FROM an Irish economic and political perspective, there is ‘much to worry about’ in relation to Brexit, said Kinsale-based accountant Cormac Fitzgerald this week.
Among the factors to be considered are the impact on sterling, and hence on the competitiveness of the Irish merchandise and service export relationship with the UK.
Other considerations would be: the future trading relationship that would be negotiated between the UK and the EU over a protracted period; the border with Northern Ireland; the implications for the all-island energy market; and the future of UK corporation tax policy. Ireland is now also about to lose a strong and sensible ally around the EU table, particularly in the face of the strong Franco-German axis.’
‘Uncertainty is now the only valid term that should be applied to the world of business and economics in the immediate aftermath of the decision by the UK electorate. We are not going to wake up any morning soon to discover that the world has changed suddenly,’ he added. ‘In fact it will be life as normal until the negotiations conclude. However, uncertainty and fear will be rampant from here on. That will damage economic and business sentiment in the UK and the rest of the EU.
‘From an Irish economy perspective, the key issues will be:
the impact of an inevitable slowdown in the UK economy on exports to the UK; Irish-owned industry exports 53% of its output, with 44% of that going to the UK – a slowdown in UK growth will obviously damage that.’
Mr Fitzgerald added that sterling is likely to become significantly more volatile over the coming months, with the likely bias towards a weaker UK currency. ‘For Irish companies dealing in sterling, this will obviously be very challenging and difficult to manage.’
Weaker sterling would damage exports to the UK, he said, but could also have a significant negative impact on UK tourism to this country.
‘UK financial markets generally are likely to become much more volatile and a EU risk premium could become a feature.
Ireland could benefit on the FDI front, but this would not be sufficient to offset the potential negatives.’
For small business in particular in Ireland, Brexit poses enormous uncertainty, he said. ‘To cope with those challenges and uncertainties, business will need to be flexible, innovative, and focus more than ever on competitiveness.

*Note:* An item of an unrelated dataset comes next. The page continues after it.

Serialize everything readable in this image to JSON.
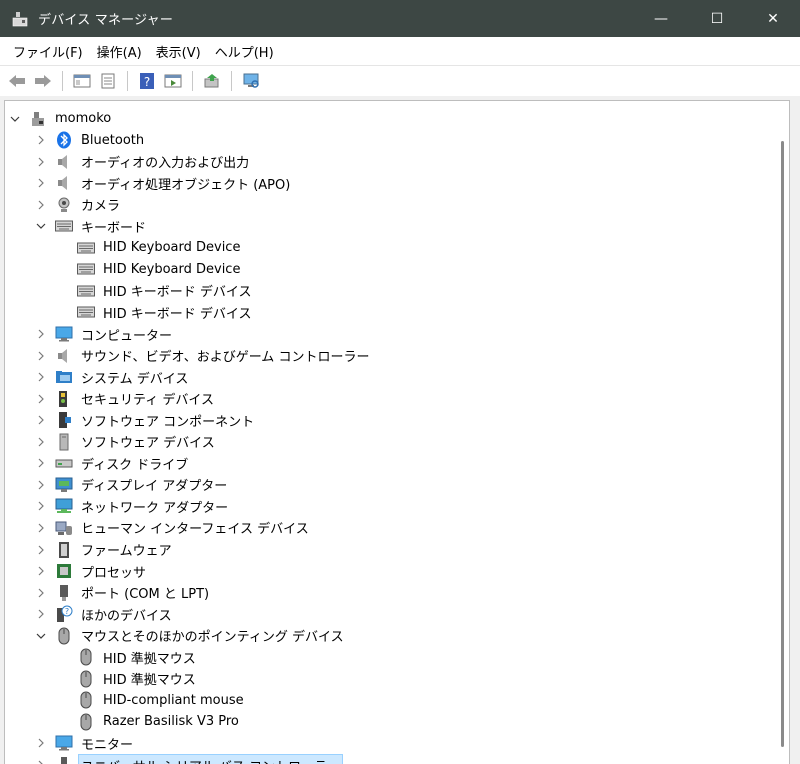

Irish business has shown itself to possess all of those attributes over the past seven very challenging years and it will again.’